[WHAT YOU NEED TO DO]
State how many lines in the listing below contain the word "this", with no other words.
* * * *
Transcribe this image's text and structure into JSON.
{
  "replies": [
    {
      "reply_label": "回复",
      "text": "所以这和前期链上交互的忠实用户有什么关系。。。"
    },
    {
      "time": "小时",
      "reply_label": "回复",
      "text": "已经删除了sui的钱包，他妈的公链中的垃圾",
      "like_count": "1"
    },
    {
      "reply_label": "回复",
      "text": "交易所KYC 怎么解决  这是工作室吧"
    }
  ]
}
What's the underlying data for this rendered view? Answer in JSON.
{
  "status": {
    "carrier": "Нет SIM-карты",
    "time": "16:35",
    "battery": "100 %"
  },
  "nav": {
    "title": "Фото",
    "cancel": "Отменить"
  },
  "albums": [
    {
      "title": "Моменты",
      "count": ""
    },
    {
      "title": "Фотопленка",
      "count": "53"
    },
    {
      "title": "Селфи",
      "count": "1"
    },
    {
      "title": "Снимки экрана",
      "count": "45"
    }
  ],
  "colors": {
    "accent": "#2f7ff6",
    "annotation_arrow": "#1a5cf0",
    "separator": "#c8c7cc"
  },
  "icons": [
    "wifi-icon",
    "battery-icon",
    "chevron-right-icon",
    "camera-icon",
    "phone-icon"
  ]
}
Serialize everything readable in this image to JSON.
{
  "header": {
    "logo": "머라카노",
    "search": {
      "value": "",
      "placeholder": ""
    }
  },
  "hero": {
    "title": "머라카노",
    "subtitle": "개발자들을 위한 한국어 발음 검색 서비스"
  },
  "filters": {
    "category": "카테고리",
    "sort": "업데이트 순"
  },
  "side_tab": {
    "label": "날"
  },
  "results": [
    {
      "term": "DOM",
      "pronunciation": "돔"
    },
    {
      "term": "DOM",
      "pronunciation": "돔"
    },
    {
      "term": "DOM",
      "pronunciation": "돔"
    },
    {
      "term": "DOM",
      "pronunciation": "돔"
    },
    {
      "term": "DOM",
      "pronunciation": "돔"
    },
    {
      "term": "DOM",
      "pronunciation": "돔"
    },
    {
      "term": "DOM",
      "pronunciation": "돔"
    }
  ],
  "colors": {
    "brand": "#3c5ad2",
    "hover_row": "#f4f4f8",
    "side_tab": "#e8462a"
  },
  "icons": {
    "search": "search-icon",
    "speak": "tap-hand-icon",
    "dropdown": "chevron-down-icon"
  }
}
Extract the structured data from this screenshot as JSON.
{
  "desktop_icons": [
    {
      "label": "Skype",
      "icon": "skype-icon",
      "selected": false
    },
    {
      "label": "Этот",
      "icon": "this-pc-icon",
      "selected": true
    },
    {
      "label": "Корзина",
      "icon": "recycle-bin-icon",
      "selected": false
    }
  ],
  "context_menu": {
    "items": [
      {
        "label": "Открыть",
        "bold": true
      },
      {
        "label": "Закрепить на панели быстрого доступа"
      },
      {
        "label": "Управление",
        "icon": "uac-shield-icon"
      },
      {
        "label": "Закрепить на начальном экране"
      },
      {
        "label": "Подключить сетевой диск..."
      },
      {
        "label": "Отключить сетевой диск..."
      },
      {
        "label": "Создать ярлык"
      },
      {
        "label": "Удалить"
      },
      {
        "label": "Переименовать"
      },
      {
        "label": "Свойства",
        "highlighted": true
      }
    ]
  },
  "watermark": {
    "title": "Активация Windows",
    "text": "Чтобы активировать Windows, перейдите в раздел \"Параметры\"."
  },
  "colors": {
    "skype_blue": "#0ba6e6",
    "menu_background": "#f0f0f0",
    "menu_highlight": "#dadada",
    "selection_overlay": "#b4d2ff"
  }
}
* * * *
[THE ANSWER]
5